* _Assignment_: Print out the data below. Do not alter a single line.

(Web page and app entries)
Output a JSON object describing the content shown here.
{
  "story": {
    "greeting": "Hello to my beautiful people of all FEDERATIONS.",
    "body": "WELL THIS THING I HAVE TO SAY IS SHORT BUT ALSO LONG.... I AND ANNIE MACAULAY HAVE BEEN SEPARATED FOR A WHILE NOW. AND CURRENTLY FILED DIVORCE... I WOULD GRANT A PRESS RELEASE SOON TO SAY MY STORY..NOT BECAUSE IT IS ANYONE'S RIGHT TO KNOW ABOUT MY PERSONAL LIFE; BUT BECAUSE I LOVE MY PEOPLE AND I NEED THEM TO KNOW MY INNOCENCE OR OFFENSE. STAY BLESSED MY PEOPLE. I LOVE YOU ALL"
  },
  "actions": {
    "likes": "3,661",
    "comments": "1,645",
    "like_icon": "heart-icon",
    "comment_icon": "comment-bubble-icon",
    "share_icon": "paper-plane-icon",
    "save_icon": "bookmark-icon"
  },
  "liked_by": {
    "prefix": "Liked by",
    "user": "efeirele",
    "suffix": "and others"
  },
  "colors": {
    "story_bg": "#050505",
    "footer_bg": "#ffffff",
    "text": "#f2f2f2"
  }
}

* _Answer section_:
Output a JSON object describing the content shown here.
{
  "story": {
    "greeting": "Hello to my beautiful people of all FEDERATIONS.",
    "body": "WELL THIS THING I HAVE TO SAY IS SHORT BUT ALSO LONG.... I AND ANNIE MACAULAY HAVE BEEN SEPARATED FOR A WHILE NOW. AND CURRENTLY FILED DIVORCE... I WOULD GRANT A PRESS RELEASE SOON TO SAY MY STORY..NOT BECAUSE IT IS ANYONE'S RIGHT TO KNOW ABOUT MY PERSONAL LIFE; BUT BECAUSE I LOVE MY PEOPLE AND I NEED THEM TO KNOW MY INNOCENCE OR OFFENSE. STAY BLESSED MY PEOPLE. I LOVE YOU ALL"
  },
  "actions": {
    "likes": "3,661",
    "comments": "1,645",
    "like_icon": "heart-icon",
    "comment_icon": "comment-bubble-icon",
    "share_icon": "paper-plane-icon",
    "save_icon": "bookmark-icon"
  },
  "liked_by": {
    "prefix": "Liked by",
    "user": "efeirele",
    "suffix": "and others"
  },
  "colors": {
    "story_bg": "#050505",
    "footer_bg": "#ffffff",
    "text": "#f2f2f2"
  }
}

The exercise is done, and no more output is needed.